Instructions for the task —
A line qualifies if it holds the string "Departure". Copy every qualifying line from the records.

Study material —

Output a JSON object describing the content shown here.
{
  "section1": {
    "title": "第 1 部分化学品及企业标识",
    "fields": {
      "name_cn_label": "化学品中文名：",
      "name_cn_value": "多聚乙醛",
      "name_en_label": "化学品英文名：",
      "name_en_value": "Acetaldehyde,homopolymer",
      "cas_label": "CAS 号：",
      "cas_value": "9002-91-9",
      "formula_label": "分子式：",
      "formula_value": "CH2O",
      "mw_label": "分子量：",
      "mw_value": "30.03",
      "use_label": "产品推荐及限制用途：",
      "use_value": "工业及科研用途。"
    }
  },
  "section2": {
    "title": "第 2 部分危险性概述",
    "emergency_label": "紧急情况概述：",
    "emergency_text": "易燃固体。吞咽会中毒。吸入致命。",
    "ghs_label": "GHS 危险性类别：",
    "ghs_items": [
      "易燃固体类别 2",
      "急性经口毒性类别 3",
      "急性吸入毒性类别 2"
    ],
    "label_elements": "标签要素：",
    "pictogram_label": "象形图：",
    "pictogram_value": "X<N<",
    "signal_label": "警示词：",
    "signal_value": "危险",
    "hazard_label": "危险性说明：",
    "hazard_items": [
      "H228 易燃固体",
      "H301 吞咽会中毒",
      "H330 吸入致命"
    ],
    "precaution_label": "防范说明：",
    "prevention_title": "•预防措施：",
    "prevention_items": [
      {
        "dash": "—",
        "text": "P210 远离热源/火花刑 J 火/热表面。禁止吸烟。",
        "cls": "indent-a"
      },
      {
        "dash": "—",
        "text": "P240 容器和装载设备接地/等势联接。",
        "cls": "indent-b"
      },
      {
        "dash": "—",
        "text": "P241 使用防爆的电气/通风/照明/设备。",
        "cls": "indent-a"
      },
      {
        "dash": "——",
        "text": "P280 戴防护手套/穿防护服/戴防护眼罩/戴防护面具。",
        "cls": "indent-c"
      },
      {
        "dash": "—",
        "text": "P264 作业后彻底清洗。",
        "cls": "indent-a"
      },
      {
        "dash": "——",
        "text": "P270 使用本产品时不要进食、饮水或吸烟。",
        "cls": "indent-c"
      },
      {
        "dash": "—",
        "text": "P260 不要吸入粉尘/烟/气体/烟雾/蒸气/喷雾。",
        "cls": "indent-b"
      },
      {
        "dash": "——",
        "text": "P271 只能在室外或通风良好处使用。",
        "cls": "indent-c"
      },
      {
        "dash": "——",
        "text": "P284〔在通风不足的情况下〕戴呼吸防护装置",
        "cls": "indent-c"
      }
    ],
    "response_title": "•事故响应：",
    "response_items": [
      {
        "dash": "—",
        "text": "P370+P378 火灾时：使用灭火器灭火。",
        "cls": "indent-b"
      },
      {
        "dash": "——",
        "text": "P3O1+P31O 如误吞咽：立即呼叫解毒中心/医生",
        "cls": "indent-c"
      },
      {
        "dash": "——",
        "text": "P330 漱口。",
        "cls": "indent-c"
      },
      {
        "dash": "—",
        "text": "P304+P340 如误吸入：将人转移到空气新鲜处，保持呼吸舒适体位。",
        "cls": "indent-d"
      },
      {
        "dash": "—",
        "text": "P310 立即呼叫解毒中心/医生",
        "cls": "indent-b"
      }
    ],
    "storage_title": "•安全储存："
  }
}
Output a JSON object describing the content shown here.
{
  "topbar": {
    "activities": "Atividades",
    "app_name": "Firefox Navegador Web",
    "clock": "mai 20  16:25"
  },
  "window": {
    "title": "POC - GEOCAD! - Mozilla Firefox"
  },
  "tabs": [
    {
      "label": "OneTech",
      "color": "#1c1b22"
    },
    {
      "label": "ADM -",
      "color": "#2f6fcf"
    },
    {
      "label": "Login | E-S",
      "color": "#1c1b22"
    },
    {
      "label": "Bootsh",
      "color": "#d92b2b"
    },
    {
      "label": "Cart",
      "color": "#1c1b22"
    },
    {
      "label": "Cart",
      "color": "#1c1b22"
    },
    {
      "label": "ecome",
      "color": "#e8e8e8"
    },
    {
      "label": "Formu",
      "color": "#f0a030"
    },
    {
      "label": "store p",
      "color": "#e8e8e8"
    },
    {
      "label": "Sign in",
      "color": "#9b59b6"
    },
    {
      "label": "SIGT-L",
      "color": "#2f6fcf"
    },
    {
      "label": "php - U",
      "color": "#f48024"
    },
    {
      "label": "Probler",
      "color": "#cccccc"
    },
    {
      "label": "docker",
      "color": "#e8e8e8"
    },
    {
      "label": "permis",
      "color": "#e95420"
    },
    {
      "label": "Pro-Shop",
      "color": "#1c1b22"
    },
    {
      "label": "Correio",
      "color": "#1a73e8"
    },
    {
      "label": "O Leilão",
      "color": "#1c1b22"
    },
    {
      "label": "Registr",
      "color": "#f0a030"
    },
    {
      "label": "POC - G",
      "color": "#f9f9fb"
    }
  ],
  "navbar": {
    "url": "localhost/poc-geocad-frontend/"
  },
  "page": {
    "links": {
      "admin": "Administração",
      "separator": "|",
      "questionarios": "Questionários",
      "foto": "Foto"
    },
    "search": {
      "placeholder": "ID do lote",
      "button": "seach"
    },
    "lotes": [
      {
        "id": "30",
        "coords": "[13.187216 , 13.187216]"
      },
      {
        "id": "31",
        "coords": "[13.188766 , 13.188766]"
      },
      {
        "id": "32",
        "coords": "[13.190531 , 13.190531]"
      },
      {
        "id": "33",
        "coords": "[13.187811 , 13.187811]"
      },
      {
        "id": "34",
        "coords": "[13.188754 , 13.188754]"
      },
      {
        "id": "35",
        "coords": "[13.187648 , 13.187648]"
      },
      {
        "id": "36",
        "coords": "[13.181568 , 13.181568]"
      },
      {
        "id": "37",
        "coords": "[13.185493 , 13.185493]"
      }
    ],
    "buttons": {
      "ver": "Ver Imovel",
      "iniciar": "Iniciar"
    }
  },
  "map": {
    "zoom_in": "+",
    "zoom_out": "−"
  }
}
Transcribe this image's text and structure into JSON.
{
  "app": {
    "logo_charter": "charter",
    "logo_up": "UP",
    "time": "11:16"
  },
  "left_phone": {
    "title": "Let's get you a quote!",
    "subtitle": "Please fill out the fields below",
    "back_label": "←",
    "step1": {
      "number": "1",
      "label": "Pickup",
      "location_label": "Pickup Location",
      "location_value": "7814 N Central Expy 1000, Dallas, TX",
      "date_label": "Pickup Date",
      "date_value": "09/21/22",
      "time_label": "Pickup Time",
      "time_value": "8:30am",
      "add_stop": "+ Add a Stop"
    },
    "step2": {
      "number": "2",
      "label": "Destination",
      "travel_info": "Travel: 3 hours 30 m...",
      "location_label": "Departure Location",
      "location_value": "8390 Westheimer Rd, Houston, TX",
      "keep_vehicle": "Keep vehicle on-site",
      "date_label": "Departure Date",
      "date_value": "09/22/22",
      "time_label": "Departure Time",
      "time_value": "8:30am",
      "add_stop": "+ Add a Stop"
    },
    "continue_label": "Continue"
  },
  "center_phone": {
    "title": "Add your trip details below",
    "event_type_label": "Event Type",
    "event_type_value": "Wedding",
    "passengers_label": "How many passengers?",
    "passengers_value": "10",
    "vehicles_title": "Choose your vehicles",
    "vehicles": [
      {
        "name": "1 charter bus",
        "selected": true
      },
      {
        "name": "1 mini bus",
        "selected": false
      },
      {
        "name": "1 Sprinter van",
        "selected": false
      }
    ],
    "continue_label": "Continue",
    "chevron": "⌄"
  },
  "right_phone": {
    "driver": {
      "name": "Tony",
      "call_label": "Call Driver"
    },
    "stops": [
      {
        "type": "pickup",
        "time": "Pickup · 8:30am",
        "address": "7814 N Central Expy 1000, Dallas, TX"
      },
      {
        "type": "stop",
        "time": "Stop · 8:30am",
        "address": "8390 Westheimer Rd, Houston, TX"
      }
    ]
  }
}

Completed task —
      "location_label": "Departure Location",
      "date_label": "Departure Date",
      "time_label": "Departure Time",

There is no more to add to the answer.